[What to do] Set down every record below exactly as written.

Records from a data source
▶

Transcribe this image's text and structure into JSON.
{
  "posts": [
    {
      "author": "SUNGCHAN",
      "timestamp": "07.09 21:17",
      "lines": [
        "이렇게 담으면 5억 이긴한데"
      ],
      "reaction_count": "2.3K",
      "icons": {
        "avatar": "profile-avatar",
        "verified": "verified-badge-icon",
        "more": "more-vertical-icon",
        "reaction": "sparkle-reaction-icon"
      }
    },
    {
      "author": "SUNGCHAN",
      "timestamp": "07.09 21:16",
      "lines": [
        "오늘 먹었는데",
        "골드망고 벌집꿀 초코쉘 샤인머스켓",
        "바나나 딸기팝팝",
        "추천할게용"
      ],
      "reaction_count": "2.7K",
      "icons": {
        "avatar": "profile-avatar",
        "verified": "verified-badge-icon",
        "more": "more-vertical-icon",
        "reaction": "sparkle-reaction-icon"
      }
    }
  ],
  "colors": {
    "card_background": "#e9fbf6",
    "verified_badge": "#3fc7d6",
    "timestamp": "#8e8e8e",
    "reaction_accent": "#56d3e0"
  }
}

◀

[Reply]
Transcribe this image's text and structure into JSON.
{
  "posts": [
    {
      "author": "SUNGCHAN",
      "timestamp": "07.09 21:17",
      "lines": [
        "이렇게 담으면 5억 이긴한데"
      ],
      "reaction_count": "2.3K",
      "icons": {
        "avatar": "profile-avatar",
        "verified": "verified-badge-icon",
        "more": "more-vertical-icon",
        "reaction": "sparkle-reaction-icon"
      }
    },
    {
      "author": "SUNGCHAN",
      "timestamp": "07.09 21:16",
      "lines": [
        "오늘 먹었는데",
        "골드망고 벌집꿀 초코쉘 샤인머스켓",
        "바나나 딸기팝팝",
        "추천할게용"
      ],
      "reaction_count": "2.7K",
      "icons": {
        "avatar": "profile-avatar",
        "verified": "verified-badge-icon",
        "more": "more-vertical-icon",
        "reaction": "sparkle-reaction-icon"
      }
    }
  ],
  "colors": {
    "card_background": "#e9fbf6",
    "verified_badge": "#3fc7d6",
    "timestamp": "#8e8e8e",
    "reaction_accent": "#56d3e0"
  }
}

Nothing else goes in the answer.